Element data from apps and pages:
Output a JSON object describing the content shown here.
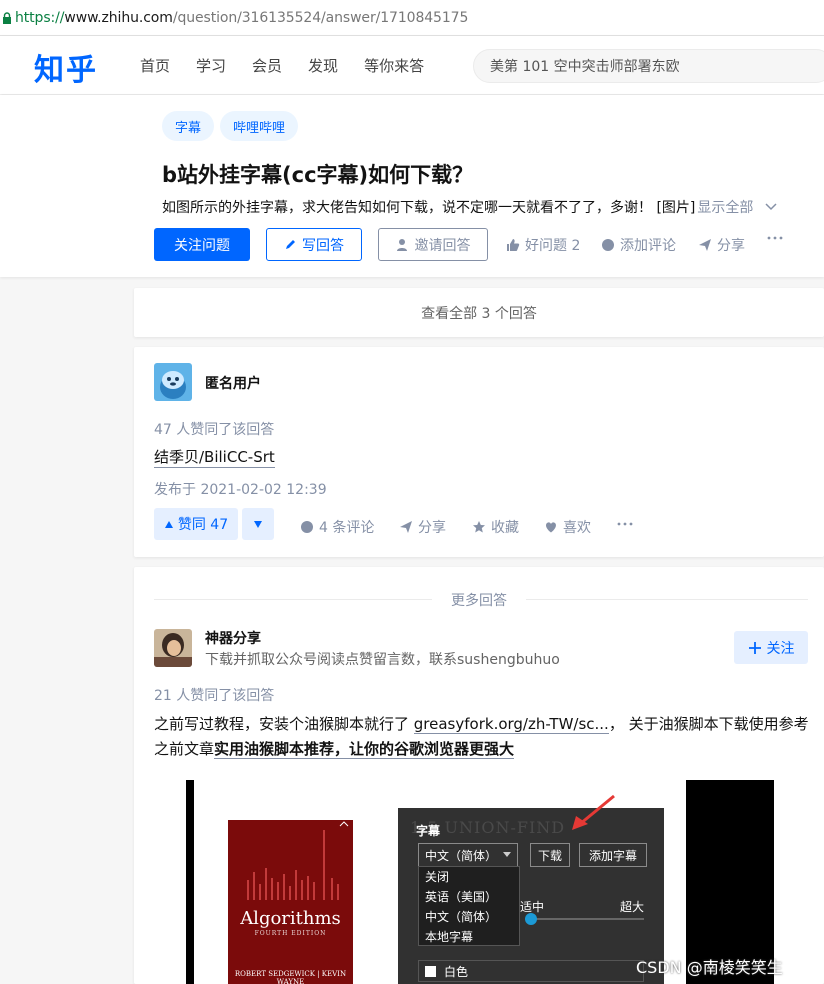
{
  "address_bar": {
    "scheme": "https://",
    "host": "www.zhihu.com",
    "path": "/question/316135524/answer/1710845175"
  },
  "header": {
    "logo": "知乎",
    "nav": [
      "首页",
      "学习",
      "会员",
      "发现",
      "等你来答"
    ],
    "search_placeholder": "美第 101 空中突击师部署东欧"
  },
  "question": {
    "tags": [
      "字幕",
      "哔哩哔哩"
    ],
    "title": "b站外挂字幕(cc字幕)如何下载？",
    "description": "如图所示的外挂字幕，求大佬告知如何下载，说不定哪一天就看不了了，多谢！ [图片]",
    "show_all": "显示全部",
    "follow_btn": "关注问题",
    "write_btn": "写回答",
    "invite_btn": "邀请回答",
    "good_question": "好问题 2",
    "add_comment": "添加评论",
    "share": "分享"
  },
  "view_all": "查看全部 3 个回答",
  "answer1": {
    "author": "匿名用户",
    "likes": "47 人赞同了该回答",
    "link": "结季贝/BiliCC-Srt",
    "published": "发布于 2021-02-02 12:39",
    "vote": "赞同 47",
    "comments": "4 条评论",
    "share": "分享",
    "favorite": "收藏",
    "like": "喜欢"
  },
  "more_answers": "更多回答",
  "answer2": {
    "author": "神器分享",
    "bio": "下载并抓取公众号阅读点赞留言数，联系sushengbuhuo",
    "follow": "关注",
    "likes": "21 人赞同了该回答",
    "text_part1": "之前写过教程，安装个油猴脚本就行了 ",
    "text_link": "greasyfork.org/zh-TW/sc...",
    "text_part2": "， 关于油猴脚本下载使用参考之前文章",
    "text_bold": "实用油猴脚本推荐，让你的谷歌浏览器更强大"
  },
  "screenshot": {
    "book_title": "Algorithms",
    "book_sub": "FOURTH EDITION",
    "book_authors": "ROBERT SEDGEWICK  |  KEVIN WAYNE",
    "ghost_text": "1.5  UNION-FIND",
    "panel_title": "字幕",
    "select_value": "中文（简体）",
    "download_btn": "下载",
    "add_sub_btn": "添加字幕",
    "options": [
      "关闭",
      "英语（美国）",
      "中文（简体）",
      "本地字幕"
    ],
    "size_mid": "适中",
    "size_max": "超大",
    "color_label": "白色"
  },
  "watermark": "CSDN @南棱笑笑生",
  "colors": {
    "brand": "#0066ff",
    "muted": "#8590a6"
  }
}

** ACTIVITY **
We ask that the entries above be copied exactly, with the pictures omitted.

** SOLUTION FOR THIS EXERCISE **
Output a JSON object describing the content shown here.
{
  "address_bar": {
    "scheme": "https://",
    "host": "www.zhihu.com",
    "path": "/question/316135524/answer/1710845175"
  },
  "header": {
    "logo": "知乎",
    "nav": [
      "首页",
      "学习",
      "会员",
      "发现",
      "等你来答"
    ],
    "search_placeholder": "美第 101 空中突击师部署东欧"
  },
  "question": {
    "tags": [
      "字幕",
      "哔哩哔哩"
    ],
    "title": "b站外挂字幕(cc字幕)如何下载？",
    "description": "如图所示的外挂字幕，求大佬告知如何下载，说不定哪一天就看不了了，多谢！ [图片]",
    "show_all": "显示全部",
    "follow_btn": "关注问题",
    "write_btn": "写回答",
    "invite_btn": "邀请回答",
    "good_question": "好问题 2",
    "add_comment": "添加评论",
    "share": "分享"
  },
  "view_all": "查看全部 3 个回答",
  "answer1": {
    "author": "匿名用户",
    "likes": "47 人赞同了该回答",
    "link": "结季贝/BiliCC-Srt",
    "published": "发布于 2021-02-02 12:39",
    "vote": "赞同 47",
    "comments": "4 条评论",
    "share": "分享",
    "favorite": "收藏",
    "like": "喜欢"
  },
  "more_answers": "更多回答",
  "answer2": {
    "author": "神器分享",
    "bio": "下载并抓取公众号阅读点赞留言数，联系sushengbuhuo",
    "follow": "关注",
    "likes": "21 人赞同了该回答",
    "text_part1": "之前写过教程，安装个油猴脚本就行了 ",
    "text_link": "greasyfork.org/zh-TW/sc...",
    "text_part2": "， 关于油猴脚本下载使用参考之前文章",
    "text_bold": "实用油猴脚本推荐，让你的谷歌浏览器更强大"
  },
  "screenshot": {
    "book_title": "Algorithms",
    "book_sub": "FOURTH EDITION",
    "book_authors": "ROBERT SEDGEWICK  |  KEVIN WAYNE",
    "ghost_text": "1.5  UNION-FIND",
    "panel_title": "字幕",
    "select_value": "中文（简体）",
    "download_btn": "下载",
    "add_sub_btn": "添加字幕",
    "options": [
      "关闭",
      "英语（美国）",
      "中文（简体）",
      "本地字幕"
    ],
    "size_mid": "适中",
    "size_max": "超大",
    "color_label": "白色"
  },
  "watermark": "CSDN @南棱笑笑生",
  "colors": {
    "brand": "#0066ff",
    "muted": "#8590a6"
  }
}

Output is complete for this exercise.